Prompt: What lines below include the string "data"? Pick them out and copy them.
>>>
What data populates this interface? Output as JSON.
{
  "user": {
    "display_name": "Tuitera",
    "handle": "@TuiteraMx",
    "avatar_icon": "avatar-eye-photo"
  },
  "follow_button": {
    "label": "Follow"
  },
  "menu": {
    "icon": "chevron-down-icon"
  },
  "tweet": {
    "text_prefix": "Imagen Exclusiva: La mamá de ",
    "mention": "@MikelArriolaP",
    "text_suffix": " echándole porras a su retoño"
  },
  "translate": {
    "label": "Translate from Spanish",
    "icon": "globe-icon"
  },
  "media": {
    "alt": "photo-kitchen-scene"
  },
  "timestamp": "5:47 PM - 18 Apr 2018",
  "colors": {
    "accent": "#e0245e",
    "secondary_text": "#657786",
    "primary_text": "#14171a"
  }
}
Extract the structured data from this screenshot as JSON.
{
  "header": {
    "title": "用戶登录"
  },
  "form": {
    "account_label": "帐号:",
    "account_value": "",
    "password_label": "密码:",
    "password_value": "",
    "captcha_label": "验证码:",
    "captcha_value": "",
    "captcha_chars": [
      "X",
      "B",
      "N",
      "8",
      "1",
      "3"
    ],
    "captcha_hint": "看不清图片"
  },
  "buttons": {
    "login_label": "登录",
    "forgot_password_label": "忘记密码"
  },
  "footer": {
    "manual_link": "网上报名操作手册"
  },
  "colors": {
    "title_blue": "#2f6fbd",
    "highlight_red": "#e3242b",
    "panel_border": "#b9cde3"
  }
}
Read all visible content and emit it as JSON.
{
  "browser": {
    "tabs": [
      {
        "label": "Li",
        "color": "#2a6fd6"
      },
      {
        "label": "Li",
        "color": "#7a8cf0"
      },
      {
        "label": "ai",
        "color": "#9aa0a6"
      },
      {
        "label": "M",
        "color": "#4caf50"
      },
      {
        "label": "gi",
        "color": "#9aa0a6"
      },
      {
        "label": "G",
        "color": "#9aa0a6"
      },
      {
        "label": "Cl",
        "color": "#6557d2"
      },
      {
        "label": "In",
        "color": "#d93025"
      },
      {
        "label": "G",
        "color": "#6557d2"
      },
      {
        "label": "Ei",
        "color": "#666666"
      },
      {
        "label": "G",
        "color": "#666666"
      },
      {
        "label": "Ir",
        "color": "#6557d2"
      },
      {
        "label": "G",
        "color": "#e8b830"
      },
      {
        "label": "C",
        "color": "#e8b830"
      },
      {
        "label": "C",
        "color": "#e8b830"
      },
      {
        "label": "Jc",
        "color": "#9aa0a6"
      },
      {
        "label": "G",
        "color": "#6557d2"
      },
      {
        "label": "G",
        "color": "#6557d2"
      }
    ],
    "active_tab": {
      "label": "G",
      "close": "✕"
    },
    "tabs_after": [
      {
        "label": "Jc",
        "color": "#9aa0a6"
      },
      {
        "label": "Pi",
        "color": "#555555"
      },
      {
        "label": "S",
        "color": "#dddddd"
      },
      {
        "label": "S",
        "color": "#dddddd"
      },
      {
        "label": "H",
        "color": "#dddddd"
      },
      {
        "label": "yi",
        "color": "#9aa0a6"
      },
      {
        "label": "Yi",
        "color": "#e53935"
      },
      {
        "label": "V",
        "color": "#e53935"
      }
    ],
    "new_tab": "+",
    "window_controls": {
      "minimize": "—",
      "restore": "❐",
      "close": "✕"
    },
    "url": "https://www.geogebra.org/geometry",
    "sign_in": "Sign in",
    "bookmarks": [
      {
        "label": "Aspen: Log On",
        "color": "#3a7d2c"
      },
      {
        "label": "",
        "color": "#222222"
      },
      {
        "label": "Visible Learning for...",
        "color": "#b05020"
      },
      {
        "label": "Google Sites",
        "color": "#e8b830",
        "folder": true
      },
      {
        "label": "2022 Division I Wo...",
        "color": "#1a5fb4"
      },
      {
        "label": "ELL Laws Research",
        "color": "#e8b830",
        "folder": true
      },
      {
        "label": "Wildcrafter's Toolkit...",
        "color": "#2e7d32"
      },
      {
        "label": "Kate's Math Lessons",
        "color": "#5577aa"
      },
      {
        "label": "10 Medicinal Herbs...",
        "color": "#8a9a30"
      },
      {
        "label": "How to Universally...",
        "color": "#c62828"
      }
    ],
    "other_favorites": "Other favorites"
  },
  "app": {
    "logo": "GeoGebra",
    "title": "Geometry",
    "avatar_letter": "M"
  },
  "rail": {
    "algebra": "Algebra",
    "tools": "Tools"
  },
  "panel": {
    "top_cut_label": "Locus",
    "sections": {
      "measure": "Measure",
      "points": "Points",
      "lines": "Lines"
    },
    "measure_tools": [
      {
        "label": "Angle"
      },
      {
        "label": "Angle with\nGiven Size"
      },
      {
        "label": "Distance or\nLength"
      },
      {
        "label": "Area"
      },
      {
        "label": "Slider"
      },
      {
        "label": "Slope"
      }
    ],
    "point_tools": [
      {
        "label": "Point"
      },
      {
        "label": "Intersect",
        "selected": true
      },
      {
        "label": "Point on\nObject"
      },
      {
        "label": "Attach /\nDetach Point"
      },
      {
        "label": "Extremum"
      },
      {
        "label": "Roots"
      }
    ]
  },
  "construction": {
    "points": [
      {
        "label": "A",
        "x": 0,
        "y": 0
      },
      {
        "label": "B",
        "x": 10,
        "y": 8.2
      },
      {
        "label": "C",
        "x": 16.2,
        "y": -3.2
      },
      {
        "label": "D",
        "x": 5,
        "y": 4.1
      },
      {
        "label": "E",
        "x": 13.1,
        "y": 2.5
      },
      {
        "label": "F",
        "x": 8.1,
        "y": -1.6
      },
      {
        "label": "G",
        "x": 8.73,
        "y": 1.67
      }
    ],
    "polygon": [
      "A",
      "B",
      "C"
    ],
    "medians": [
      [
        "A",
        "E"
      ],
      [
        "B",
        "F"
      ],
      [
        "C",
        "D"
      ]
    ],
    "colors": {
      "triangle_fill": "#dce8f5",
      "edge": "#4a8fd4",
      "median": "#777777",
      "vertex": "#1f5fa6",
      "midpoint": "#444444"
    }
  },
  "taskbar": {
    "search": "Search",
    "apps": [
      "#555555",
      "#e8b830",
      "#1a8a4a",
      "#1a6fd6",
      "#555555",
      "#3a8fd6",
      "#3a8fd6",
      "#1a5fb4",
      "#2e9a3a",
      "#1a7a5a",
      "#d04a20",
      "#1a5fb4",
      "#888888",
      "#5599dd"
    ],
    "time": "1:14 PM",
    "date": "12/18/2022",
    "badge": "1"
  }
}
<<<
Response box:
What data populates this interface? Output as JSON.
Extract the structured data from this screenshot as JSON.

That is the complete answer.